Social Media, Text and Accessibility
Content is Clear and Concise
Clear and easy to understand language will solve accessibility problems related to literacy. According to WCAG 2.0 AAA requirement 3.1.5, you should not use language above a lower secondary education level. While Texas State University adheres to level AA in most cases, we find that this particular AAA guideline is helpful.
Use the list below as a quick reference to writing accessibly.
- Use short sentences
- Avoiding using font sizes below 12
- Avoid using jargon
- Use expanded acronyms on first use
- For example, Student Learning Assistance Center (SLAC).
- Provide a glossary when industry specific jargon is unavoidable
- Use list formatting when appropriate
- Visual representations of your ideas help convey meaning
- Use video, audio, symbols and illustrations to assist with user communication
It is best to write page text at a high school level, when reasonable. Doing so benefits people with cognitive impairments, people who do not speak English as a first language and people who may be distracted while reading.
Some best practices for readability include:
- Writing at a high school grade level, where possible and appropriate
- Know your audience
- Limiting paragraphs to around ~80 words
For more information, consult WebAIM's Writing Clearly and Simply article.
Guidelines for Making Social Media Accessible
Social Media is a key way to advertise your department or school's activities to a wide audience. While many Social Media platforms are reasonably accessible, issues still exist in some platforms so it is important that your content be as accessible as possible.
Write link text so that it describes the content users will see after clicking the link. Avoid using ambiguous link text, such as "click here" or "read more." For additional information, the Electronic Information Resources Accessibility Coordinator created a presentation about link text including laws referencing the criteria that define accessible link text.
|Good Link Text||
Learn more about using Gato on the <a>Gato support site</a>.
|Bad Link Text||
For more information on Gato, <a>click here</a>.
Link Text Training Resources
The Division of Information Technology also created a public training course for link text in Canvas that has more examples, and detailed instructions for what makes link text accessible.
Tips for Getting Started Writing for Web Accessibility. (2016, April 15). Retrieved from https://www.w3.org/WAI/tips/writing/#keep-content-clear-and-concise

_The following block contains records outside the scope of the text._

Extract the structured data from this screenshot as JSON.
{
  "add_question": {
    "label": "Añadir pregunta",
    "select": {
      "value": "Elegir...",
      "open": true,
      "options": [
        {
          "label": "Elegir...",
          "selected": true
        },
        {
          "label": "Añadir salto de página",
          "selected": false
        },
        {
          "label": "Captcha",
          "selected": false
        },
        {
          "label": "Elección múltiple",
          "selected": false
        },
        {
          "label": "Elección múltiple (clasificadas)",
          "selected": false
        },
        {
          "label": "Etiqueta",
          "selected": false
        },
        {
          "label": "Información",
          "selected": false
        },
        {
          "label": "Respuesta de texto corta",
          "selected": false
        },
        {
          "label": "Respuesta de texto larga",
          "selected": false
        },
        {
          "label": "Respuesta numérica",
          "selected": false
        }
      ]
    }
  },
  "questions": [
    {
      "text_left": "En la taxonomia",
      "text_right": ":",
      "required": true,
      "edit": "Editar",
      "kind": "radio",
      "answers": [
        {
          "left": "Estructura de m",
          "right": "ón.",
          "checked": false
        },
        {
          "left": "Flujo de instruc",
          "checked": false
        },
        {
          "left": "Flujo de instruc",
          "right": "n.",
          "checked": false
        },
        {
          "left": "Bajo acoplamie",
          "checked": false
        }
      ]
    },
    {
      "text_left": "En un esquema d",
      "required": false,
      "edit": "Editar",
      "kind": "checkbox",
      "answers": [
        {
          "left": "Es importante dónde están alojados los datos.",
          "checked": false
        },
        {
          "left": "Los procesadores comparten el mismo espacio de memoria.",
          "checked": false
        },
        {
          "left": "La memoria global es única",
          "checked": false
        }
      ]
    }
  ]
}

Usability & Web Accessibility, Readability. Retrieved from https://usability.yale.edu/web-accessibility/articles/readability

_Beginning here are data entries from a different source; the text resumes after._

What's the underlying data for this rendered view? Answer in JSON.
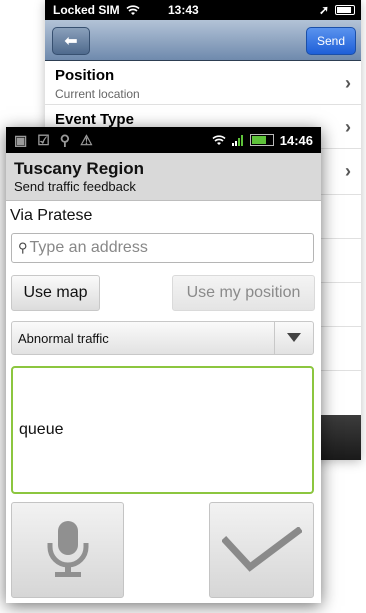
{
  "ios": {
    "status": {
      "carrier": "Locked SIM",
      "time": "13:43"
    },
    "nav": {
      "send_label": "Send"
    },
    "rows": [
      {
        "title": "Position",
        "subtitle": "Current location"
      },
      {
        "title": "Event Type",
        "subtitle": ""
      }
    ]
  },
  "android": {
    "status": {
      "time": "14:46"
    },
    "header": {
      "title": "Tuscany Region",
      "subtitle": "Send traffic feedback"
    },
    "street": "Via Pratese",
    "search": {
      "placeholder": "Type an address"
    },
    "buttons": {
      "use_map": "Use map",
      "use_position": "Use my position"
    },
    "event_select": {
      "selected": "Abnormal traffic"
    },
    "message": {
      "value": "queue"
    }
  },
  "colors": {
    "accent_green": "#8cc63f",
    "ios_nav": "#6f8aad",
    "send_blue": "#1e5fd8"
  },
  "icons": [
    "wifi-icon",
    "battery-icon",
    "location-arrow-icon",
    "back-arrow-icon",
    "chevron-right-icon",
    "search-icon",
    "dropdown-arrow-icon",
    "microphone-icon",
    "checkmark-icon",
    "usb-icon",
    "warning-icon",
    "signal-icon",
    "sim-icon"
  ]
}
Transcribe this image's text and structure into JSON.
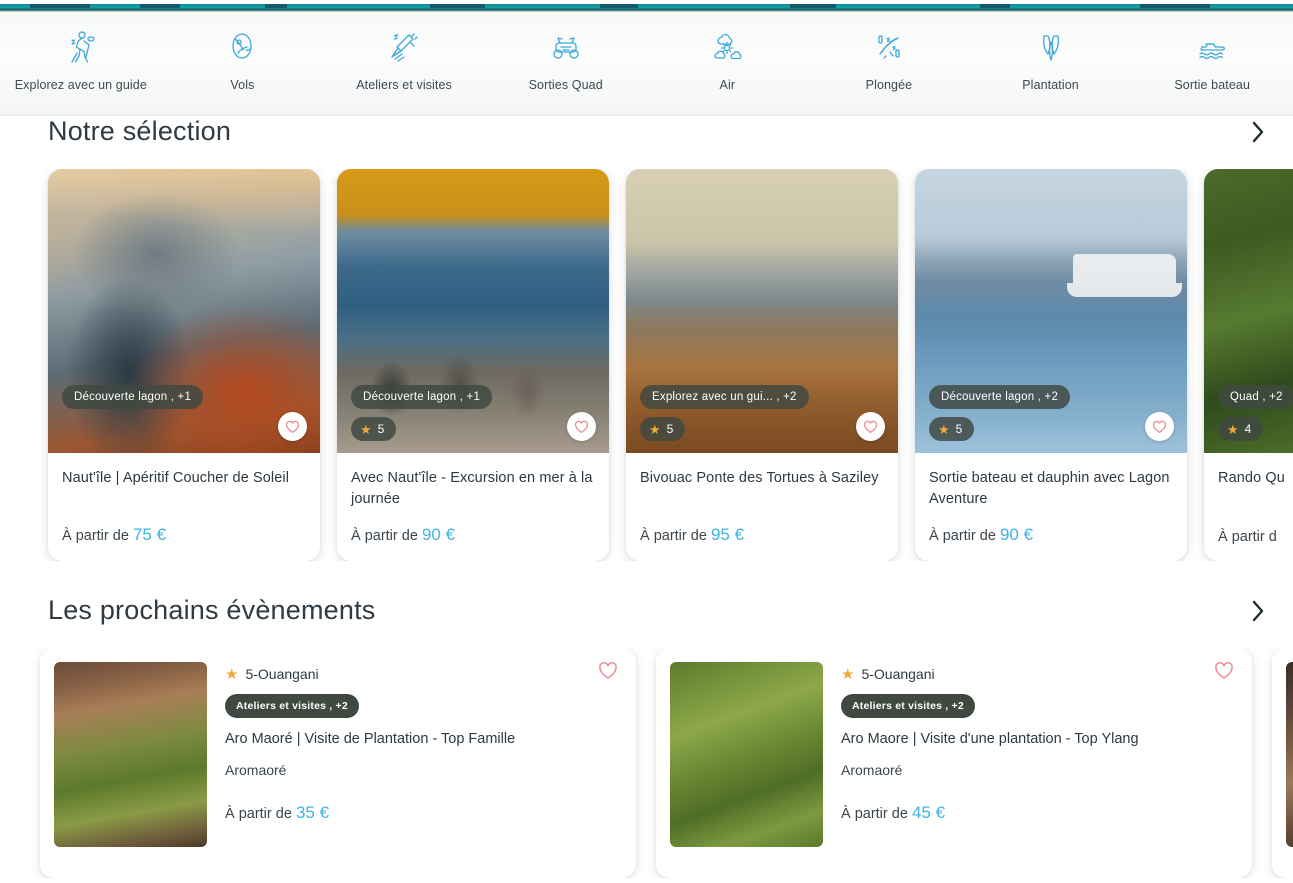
{
  "top_bar": {
    "accent_color": "#11a3a8"
  },
  "category_nav": {
    "items": [
      {
        "label": "Explorez avec un guide",
        "icon": "hiker-icon"
      },
      {
        "label": "Vols",
        "icon": "paraglider-icon"
      },
      {
        "label": "Ateliers et visites",
        "icon": "workshop-icon"
      },
      {
        "label": "Sorties Quad",
        "icon": "quad-bike-icon"
      },
      {
        "label": "Air",
        "icon": "clouds-sun-icon"
      },
      {
        "label": "Plongée",
        "icon": "diving-icon"
      },
      {
        "label": "Plantation",
        "icon": "plant-leaves-icon"
      },
      {
        "label": "Sortie bateau",
        "icon": "boat-icon"
      }
    ]
  },
  "selection": {
    "title": "Notre sélection",
    "next_label": "›",
    "price_prefix": "À partir de",
    "cards": [
      {
        "chip": "Découverte lagon , +1",
        "rating": null,
        "title": "Naut'île | Apéritif Coucher de Soleil",
        "price": "75 €",
        "image": "sunset-boat-aperitif"
      },
      {
        "chip": "Découverte lagon , +1",
        "rating": "5",
        "title": "Avec Naut'île - Excursion en mer à la journée",
        "price": "90 €",
        "image": "boat-passengers-sea"
      },
      {
        "chip": "Explorez avec un gui... , +2",
        "rating": "5",
        "title": "Bivouac Ponte des Tortues à Saziley",
        "price": "95 €",
        "image": "beach-turtle-tracks"
      },
      {
        "chip": "Découverte lagon , +2",
        "rating": "5",
        "title": "Sortie bateau et dauphin avec Lagon Aventure",
        "price": "90 €",
        "image": "dolphin-boat-lagoon"
      },
      {
        "chip": "Quad , +2",
        "rating": "4",
        "title": "Rando Qu",
        "price": "À partir d",
        "image": "jungle-greenery"
      }
    ]
  },
  "events": {
    "title": "Les prochains évènements",
    "next_label": "›",
    "price_prefix": "À partir de",
    "cards": [
      {
        "location": "5-Ouangani",
        "chip": "Ateliers et visites , +2",
        "title": "Aro Maoré | Visite de Plantation - Top Famille",
        "organizer": "Aromaoré",
        "price": "35 €",
        "image": "weaving-palm-leaves"
      },
      {
        "location": "5-Ouangani",
        "chip": "Ateliers et visites , +2",
        "title": "Aro Maore | Visite d'une plantation - Top Ylang",
        "organizer": "Aromaoré",
        "price": "45 €",
        "image": "people-circle-grass"
      },
      {
        "location": "",
        "chip": "",
        "title": "",
        "organizer": "",
        "price": "",
        "image": "person-portrait"
      }
    ]
  },
  "colors": {
    "accent_teal": "#11a3a8",
    "price_blue": "#3fb3e3",
    "icon_blue": "#3aa8d8",
    "chip_dark": "#3f4942",
    "star_gold": "#f2a93b",
    "heart_pink": "#e98b93",
    "text_dark": "#2d3942"
  }
}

Reading Level: Understanding SC 3.1.5. Retrieved from https://www.w3.org/TR/UNDERSTANDING-WCAG20/meaning-supplements.html